With over one billion users combined, two of the largest digital payment providers, Wechat Pay and Alipay, have finally launched their technology in the United States.
Even though the cross-border payment method is new in this market, both Wechat Pay and Alipay have been growing rapidly in China and in other countries since they were first introduced in the market.
Following the launch in China, Chinese consumers’ payment behavior has changed very rapidly with many users adopting mobile payments and foregoing credit cards altogether.
According to some estimates, 70 percent of the Chinese population uses mobile payments, and Wechat Pay and Alipay jointly hold 90 percent of the total mobile payment market share. In 2016, Chinese consumers made $5.5 trillion worth of transactions through mobile payments, 50 times the size of the United States’ $122 billion market. The number of Wechat Pay and Alipay accounts and transactions has surpassed both American Express and PayPal.
Mobile payment transactions have already surpassed both Amex and PayPal
Following their success in China, Wechat Pay and Alipay have expanded into Southeast Asia and elsewhere, and is now available in Hong Kong, Japan, Malaysia, Taiwan, and Thailand. They also has limited availability in Europe in the U.S., but adoption there is expanding.
Tencent Holdings, which owns Wechat Pay, and Alibaba Group Holdings, the parent company of Alipay, have been active in the U.S. for a while and with the increase in the number of Chinese consumers visiting the U.S., both firms hope to extend usage of their platforms there.
What does the launch of these mobile payment solutions mean for the tourism and hospitality industry?
Keeping pace with the Chinese market by offering mobile payment options such as Wechat Pay and Alipay that travelers are familiar with means an added convenience. Adding this payment system closes the loop and can help merchants drive sales. For example, with the addition of a payment system to a Wechat post, users can easily book directly, conveniently, and at the click of a button, without having to type in credit card info, billing info and all other information often required for online purchases.
Introducing Chinese mobile payments means added convenience for Chinese customers
By offering familiar, cashless mobile payment options like Wechat Pay and Alipay, Chinese travelers in the U.S. can more conveniently make purchases without the hassles of currency exchange or ensuring their credit or debit cards function. Users can conveniently book flights, hotels, and other goods and services without needing to input credit card and billing information.
“The tourism industry is very enthusiastic and open to this new technology,” said Evelyn Yang, Head of Marketing and Communications at Citcon, a payment partner of Alipay and Wechat Pay in North America. “We work with different CVBs to help them facilitate their China readiness programs and share how Wechat Pay and Alipay can help merchants attract more customers, increase spending and drive growth.”
“The tourism industry is very enthusiastic and open to this new technology”
The Las Vegas Convention and Visitors Authority has formed a partnership with WeChat and Citcon to launch the “WeChat Connect – Win with WeChat” seminar series to help merchants understand new China marketing channels, trends, practices and payment systems, and how to leverage WeChat to grow business with Chinese customers.
Within the hospitality industry, Caesars Entertainment was the first hotel group in the U.S. to accept online bookings through Wechat.
During the holiday season in 2016, the world’s tallest Ferris wheel, High Roller, launched a successful offline payment campaign through Citcon which offered special discounts to Alipay users.

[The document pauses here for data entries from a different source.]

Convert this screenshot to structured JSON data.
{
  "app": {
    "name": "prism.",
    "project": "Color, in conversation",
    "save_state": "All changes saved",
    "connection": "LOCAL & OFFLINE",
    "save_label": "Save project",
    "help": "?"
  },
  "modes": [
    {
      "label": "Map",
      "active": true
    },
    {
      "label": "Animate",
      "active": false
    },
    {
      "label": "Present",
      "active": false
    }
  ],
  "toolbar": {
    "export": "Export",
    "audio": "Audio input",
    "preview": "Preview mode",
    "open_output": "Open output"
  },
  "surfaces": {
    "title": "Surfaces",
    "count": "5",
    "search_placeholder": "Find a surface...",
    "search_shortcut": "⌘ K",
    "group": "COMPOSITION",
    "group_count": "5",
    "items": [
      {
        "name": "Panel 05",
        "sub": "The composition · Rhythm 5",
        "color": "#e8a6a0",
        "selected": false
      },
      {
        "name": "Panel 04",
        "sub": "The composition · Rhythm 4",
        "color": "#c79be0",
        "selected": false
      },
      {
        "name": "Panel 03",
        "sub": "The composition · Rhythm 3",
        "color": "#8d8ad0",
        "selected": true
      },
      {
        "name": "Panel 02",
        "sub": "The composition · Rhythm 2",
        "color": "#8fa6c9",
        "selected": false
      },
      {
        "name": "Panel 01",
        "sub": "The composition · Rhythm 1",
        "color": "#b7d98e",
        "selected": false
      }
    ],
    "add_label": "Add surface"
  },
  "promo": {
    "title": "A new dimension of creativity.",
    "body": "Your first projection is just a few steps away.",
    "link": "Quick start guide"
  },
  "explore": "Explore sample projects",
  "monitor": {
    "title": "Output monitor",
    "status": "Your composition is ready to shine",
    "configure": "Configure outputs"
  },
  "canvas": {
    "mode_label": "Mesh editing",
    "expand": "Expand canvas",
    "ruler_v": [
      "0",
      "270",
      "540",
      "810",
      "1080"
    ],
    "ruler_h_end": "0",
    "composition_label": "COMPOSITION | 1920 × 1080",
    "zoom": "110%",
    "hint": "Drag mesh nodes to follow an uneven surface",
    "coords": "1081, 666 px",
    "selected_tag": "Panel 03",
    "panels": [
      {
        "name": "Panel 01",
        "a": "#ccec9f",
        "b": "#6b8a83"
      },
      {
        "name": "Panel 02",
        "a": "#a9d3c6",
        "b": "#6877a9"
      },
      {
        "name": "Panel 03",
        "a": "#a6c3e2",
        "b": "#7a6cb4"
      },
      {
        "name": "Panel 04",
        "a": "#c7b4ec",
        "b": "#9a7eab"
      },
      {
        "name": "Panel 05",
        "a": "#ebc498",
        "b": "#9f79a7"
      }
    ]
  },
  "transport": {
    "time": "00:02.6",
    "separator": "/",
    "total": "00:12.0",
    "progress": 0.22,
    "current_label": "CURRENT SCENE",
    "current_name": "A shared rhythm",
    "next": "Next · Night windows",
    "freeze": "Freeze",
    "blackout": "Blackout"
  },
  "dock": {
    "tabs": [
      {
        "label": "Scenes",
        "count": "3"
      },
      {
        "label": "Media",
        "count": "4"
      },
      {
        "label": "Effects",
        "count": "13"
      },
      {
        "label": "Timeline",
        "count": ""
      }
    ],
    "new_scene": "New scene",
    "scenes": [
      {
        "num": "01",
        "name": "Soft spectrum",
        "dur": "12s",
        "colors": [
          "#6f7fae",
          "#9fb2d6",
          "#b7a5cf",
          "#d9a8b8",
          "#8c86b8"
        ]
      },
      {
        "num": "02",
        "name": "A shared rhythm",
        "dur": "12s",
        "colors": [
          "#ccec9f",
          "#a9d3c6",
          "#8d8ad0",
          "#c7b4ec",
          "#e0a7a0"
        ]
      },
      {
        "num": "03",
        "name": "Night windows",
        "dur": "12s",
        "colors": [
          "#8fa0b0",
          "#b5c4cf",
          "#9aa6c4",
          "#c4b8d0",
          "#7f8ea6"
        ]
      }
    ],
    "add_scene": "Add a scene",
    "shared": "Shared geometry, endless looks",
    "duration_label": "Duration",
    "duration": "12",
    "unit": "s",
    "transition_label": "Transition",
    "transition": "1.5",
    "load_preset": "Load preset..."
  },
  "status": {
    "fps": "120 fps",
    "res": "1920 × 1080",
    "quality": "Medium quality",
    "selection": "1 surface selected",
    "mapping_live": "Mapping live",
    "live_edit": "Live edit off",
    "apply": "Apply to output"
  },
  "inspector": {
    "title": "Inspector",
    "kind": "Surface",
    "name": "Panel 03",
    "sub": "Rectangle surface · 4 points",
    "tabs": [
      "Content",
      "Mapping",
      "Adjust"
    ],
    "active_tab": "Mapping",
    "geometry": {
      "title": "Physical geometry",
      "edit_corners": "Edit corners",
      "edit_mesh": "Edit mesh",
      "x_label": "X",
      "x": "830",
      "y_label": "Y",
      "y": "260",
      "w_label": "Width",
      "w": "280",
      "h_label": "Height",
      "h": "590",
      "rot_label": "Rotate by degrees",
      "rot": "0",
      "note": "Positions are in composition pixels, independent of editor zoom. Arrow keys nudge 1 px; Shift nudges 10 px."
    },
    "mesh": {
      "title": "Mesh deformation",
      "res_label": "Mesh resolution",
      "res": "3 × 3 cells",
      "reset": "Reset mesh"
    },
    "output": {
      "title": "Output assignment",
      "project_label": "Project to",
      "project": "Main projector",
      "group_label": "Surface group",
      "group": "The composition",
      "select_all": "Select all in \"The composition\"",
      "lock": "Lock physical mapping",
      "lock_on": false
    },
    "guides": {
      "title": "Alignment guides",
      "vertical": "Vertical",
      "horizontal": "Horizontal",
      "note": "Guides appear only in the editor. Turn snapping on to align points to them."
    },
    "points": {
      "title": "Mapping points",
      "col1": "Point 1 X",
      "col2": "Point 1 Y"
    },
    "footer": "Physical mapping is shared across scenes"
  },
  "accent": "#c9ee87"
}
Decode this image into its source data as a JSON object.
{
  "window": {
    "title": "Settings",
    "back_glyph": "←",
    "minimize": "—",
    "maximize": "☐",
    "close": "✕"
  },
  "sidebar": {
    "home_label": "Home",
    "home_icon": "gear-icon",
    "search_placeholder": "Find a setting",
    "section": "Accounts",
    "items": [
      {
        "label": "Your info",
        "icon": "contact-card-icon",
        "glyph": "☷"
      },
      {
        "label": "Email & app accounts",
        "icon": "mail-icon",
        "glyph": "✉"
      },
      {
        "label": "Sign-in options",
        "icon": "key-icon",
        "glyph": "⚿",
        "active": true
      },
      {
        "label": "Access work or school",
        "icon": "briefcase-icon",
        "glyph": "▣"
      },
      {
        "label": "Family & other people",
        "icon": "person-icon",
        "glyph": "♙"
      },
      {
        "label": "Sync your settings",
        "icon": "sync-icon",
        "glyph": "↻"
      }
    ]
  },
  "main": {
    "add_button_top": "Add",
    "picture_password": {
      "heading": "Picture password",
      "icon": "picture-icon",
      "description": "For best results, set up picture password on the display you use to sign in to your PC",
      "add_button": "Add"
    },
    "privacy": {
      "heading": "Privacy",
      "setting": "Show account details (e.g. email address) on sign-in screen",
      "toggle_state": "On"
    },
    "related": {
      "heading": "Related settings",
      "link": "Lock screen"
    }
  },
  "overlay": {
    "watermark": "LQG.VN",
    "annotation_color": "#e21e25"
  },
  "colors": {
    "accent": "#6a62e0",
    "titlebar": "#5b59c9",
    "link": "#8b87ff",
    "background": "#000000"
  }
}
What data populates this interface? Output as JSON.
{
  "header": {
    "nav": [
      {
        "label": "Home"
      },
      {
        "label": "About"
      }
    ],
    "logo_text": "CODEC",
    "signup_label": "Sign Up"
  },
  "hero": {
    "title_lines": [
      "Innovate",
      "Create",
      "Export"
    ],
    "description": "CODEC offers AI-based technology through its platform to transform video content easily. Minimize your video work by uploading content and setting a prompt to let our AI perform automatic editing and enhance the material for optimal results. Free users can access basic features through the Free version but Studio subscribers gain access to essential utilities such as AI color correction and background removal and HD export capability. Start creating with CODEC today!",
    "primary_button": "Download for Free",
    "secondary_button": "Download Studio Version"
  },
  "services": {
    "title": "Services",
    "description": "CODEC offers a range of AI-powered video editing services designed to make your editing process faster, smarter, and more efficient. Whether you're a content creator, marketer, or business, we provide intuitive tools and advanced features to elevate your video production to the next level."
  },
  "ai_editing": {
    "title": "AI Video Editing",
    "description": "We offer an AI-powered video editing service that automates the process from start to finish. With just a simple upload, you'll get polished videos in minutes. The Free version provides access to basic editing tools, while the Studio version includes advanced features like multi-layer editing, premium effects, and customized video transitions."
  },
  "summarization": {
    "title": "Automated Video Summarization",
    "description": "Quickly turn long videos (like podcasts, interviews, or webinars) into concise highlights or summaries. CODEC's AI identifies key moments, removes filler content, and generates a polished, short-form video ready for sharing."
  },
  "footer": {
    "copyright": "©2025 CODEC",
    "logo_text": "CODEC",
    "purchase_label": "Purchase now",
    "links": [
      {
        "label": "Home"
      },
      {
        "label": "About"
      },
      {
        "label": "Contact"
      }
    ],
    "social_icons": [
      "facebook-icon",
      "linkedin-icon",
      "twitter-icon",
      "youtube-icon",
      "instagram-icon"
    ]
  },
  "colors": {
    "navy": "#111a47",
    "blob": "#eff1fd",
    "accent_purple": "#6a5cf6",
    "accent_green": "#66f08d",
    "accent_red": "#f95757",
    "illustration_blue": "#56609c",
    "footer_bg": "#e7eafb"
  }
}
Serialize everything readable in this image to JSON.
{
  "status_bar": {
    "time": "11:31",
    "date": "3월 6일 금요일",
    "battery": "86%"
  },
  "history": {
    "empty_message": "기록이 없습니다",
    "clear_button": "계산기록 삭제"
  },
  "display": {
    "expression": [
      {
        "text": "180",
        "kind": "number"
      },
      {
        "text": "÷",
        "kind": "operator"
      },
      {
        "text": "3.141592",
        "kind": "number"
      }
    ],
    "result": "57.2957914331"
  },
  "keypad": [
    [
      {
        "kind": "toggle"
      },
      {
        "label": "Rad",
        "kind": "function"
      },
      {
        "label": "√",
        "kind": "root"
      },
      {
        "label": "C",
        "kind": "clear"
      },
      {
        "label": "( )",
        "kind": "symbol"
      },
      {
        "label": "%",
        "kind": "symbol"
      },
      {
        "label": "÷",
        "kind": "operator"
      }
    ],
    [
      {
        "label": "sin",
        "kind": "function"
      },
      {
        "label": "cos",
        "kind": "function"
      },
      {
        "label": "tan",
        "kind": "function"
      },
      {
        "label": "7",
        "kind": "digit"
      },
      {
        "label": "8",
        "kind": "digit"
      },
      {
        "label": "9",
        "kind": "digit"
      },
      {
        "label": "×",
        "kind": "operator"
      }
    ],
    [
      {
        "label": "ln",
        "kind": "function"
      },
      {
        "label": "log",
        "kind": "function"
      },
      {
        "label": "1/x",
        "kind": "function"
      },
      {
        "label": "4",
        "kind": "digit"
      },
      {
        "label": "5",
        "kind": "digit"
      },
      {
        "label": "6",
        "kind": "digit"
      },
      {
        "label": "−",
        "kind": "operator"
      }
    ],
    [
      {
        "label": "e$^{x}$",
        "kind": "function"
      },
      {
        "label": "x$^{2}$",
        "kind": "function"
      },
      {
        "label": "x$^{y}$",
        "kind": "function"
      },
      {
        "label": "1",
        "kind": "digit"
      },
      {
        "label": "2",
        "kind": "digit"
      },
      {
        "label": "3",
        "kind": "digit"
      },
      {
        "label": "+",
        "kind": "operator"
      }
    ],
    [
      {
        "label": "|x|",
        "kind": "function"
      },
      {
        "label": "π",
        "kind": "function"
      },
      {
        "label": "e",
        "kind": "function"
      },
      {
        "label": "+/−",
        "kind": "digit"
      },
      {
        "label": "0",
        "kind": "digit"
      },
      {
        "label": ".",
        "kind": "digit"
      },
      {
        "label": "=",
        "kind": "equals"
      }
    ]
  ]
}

Additionally, Caesars Entertainment also participated in Wechat’s first U.S. promotional campaign “Cashless Day” from July – August 2017, offering WeChat Pay users a 10 percent discount at many of its properties. Caesars Entertainment plans to roll-out Wechat Pay to 100 of its properties by early next year.
Caesars entertainment plans to roll-out Wechat pay across 100 properties by early 2018
In August 2017, Marriott International announced its partnership with Alibaba Group Holdings to create seamless travel services for Chinese travelers. The joint venture will provide newly-integrated functionality to make the entire travel experience frictionless from planning, booking, paying and managing a trip to all of the activities associated once at the destination like shopping, dining, and sightseeing. The joint venture will deliver user-friendly technology solutions that will open up a world of travel options for Chinese consumers. Alipay will be accepted at Marriott hotels in select global markets with further expansion expected around the world.
In the past, travelers could only purchase items physically from a DFS store, a travel retailer of luxury products. However in April this year, DFS became the first retail store in the United States to launch a Wechat mini-program, which allows users to place their orders and pay with Wechat Pay through the mini-program before their trip, and pick up when they arrive. This marked DFS’s first e-commerce platform in its 50-year history.
If there’s a question if Chinese mobile payments really matter in tourism and hospitality, the answer from the industry seems to be a resounding “yes” based on recent company initiatives. Alibaba and Tencent are eager to expand in the United States and Europe, and industry stakeholders are equally eager to become early adopters of these technologies.